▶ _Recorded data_
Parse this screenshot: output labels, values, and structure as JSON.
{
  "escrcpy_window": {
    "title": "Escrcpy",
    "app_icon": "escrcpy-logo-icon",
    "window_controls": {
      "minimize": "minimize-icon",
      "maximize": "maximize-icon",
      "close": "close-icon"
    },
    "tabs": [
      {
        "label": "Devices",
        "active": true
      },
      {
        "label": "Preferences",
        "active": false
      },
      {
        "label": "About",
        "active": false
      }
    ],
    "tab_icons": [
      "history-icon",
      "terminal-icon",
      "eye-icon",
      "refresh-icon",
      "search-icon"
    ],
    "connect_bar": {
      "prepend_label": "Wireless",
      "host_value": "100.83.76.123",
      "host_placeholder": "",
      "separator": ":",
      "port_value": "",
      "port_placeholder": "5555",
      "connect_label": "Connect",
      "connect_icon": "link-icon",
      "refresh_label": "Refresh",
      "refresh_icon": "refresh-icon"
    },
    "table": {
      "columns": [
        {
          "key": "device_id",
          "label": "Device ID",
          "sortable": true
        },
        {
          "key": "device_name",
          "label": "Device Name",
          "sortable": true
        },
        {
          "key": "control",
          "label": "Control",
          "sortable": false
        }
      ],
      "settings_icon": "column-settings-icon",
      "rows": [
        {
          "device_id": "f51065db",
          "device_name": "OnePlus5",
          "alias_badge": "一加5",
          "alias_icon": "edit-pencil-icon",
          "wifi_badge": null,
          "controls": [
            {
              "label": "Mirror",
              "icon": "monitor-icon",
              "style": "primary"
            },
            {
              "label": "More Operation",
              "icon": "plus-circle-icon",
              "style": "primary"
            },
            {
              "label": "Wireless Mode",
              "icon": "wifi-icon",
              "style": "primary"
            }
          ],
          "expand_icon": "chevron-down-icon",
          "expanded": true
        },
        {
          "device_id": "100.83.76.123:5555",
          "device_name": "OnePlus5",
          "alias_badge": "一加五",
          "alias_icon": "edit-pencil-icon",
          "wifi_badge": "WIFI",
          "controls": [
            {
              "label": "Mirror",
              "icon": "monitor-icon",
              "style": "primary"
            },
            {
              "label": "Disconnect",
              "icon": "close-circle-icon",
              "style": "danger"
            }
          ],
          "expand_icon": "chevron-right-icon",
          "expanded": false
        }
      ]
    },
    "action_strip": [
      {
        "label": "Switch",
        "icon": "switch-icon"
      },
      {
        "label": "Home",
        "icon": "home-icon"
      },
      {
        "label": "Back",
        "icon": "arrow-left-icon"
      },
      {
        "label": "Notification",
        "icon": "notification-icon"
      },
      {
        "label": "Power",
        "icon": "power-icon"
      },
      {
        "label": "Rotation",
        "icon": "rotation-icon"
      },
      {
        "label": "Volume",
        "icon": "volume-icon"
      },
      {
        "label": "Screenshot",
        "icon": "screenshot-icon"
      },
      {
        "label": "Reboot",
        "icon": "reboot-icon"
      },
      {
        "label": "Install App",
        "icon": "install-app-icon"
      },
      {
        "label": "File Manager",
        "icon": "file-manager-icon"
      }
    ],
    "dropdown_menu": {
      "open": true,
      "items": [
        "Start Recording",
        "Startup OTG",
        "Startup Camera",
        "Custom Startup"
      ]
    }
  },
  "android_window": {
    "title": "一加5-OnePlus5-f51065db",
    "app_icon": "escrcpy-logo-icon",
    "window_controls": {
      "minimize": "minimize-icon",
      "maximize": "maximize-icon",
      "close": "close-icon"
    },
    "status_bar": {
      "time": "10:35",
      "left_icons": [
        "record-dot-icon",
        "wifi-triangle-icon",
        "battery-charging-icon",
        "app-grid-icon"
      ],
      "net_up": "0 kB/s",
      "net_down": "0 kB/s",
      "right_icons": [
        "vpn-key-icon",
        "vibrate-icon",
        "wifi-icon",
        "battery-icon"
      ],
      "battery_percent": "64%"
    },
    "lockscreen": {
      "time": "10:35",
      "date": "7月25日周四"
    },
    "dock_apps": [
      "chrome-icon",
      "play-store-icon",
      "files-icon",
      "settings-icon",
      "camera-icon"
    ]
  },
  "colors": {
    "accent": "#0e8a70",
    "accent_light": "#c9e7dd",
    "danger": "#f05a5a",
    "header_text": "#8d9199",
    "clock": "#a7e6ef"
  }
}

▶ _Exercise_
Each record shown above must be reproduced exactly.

▶ _Exercise output_
Parse this screenshot: output labels, values, and structure as JSON.
{
  "escrcpy_window": {
    "title": "Escrcpy",
    "app_icon": "escrcpy-logo-icon",
    "window_controls": {
      "minimize": "minimize-icon",
      "maximize": "maximize-icon",
      "close": "close-icon"
    },
    "tabs": [
      {
        "label": "Devices",
        "active": true
      },
      {
        "label": "Preferences",
        "active": false
      },
      {
        "label": "About",
        "active": false
      }
    ],
    "tab_icons": [
      "history-icon",
      "terminal-icon",
      "eye-icon",
      "refresh-icon",
      "search-icon"
    ],
    "connect_bar": {
      "prepend_label": "Wireless",
      "host_value": "100.83.76.123",
      "host_placeholder": "",
      "separator": ":",
      "port_value": "",
      "port_placeholder": "5555",
      "connect_label": "Connect",
      "connect_icon": "link-icon",
      "refresh_label": "Refresh",
      "refresh_icon": "refresh-icon"
    },
    "table": {
      "columns": [
        {
          "key": "device_id",
          "label": "Device ID",
          "sortable": true
        },
        {
          "key": "device_name",
          "label": "Device Name",
          "sortable": true
        },
        {
          "key": "control",
          "label": "Control",
          "sortable": false
        }
      ],
      "settings_icon": "column-settings-icon",
      "rows": [
        {
          "device_id": "f51065db",
          "device_name": "OnePlus5",
          "alias_badge": "一加5",
          "alias_icon": "edit-pencil-icon",
          "wifi_badge": null,
          "controls": [
            {
              "label": "Mirror",
              "icon": "monitor-icon",
              "style": "primary"
            },
            {
              "label": "More Operation",
              "icon": "plus-circle-icon",
              "style": "primary"
            },
            {
              "label": "Wireless Mode",
              "icon": "wifi-icon",
              "style": "primary"
            }
          ],
          "expand_icon": "chevron-down-icon",
          "expanded": true
        },
        {
          "device_id": "100.83.76.123:5555",
          "device_name": "OnePlus5",
          "alias_badge": "一加五",
          "alias_icon": "edit-pencil-icon",
          "wifi_badge": "WIFI",
          "controls": [
            {
              "label": "Mirror",
              "icon": "monitor-icon",
              "style": "primary"
            },
            {
              "label": "Disconnect",
              "icon": "close-circle-icon",
              "style": "danger"
            }
          ],
          "expand_icon": "chevron-right-icon",
          "expanded": false
        }
      ]
    },
    "action_strip": [
      {
        "label": "Switch",
        "icon": "switch-icon"
      },
      {
        "label": "Home",
        "icon": "home-icon"
      },
      {
        "label": "Back",
        "icon": "arrow-left-icon"
      },
      {
        "label": "Notification",
        "icon": "notification-icon"
      },
      {
        "label": "Power",
        "icon": "power-icon"
      },
      {
        "label": "Rotation",
        "icon": "rotation-icon"
      },
      {
        "label": "Volume",
        "icon": "volume-icon"
      },
      {
        "label": "Screenshot",
        "icon": "screenshot-icon"
      },
      {
        "label": "Reboot",
        "icon": "reboot-icon"
      },
      {
        "label": "Install App",
        "icon": "install-app-icon"
      },
      {
        "label": "File Manager",
        "icon": "file-manager-icon"
      }
    ],
    "dropdown_menu": {
      "open": true,
      "items": [
        "Start Recording",
        "Startup OTG",
        "Startup Camera",
        "Custom Startup"
      ]
    }
  },
  "android_window": {
    "title": "一加5-OnePlus5-f51065db",
    "app_icon": "escrcpy-logo-icon",
    "window_controls": {
      "minimize": "minimize-icon",
      "maximize": "maximize-icon",
      "close": "close-icon"
    },
    "status_bar": {
      "time": "10:35",
      "left_icons": [
        "record-dot-icon",
        "wifi-triangle-icon",
        "battery-charging-icon",
        "app-grid-icon"
      ],
      "net_up": "0 kB/s",
      "net_down": "0 kB/s",
      "right_icons": [
        "vpn-key-icon",
        "vibrate-icon",
        "wifi-icon",
        "battery-icon"
      ],
      "battery_percent": "64%"
    },
    "lockscreen": {
      "time": "10:35",
      "date": "7月25日周四"
    },
    "dock_apps": [
      "chrome-icon",
      "play-store-icon",
      "files-icon",
      "settings-icon",
      "camera-icon"
    ]
  },
  "colors": {
    "accent": "#0e8a70",
    "accent_light": "#c9e7dd",
    "danger": "#f05a5a",
    "header_text": "#8d9199",
    "clock": "#a7e6ef"
  }
}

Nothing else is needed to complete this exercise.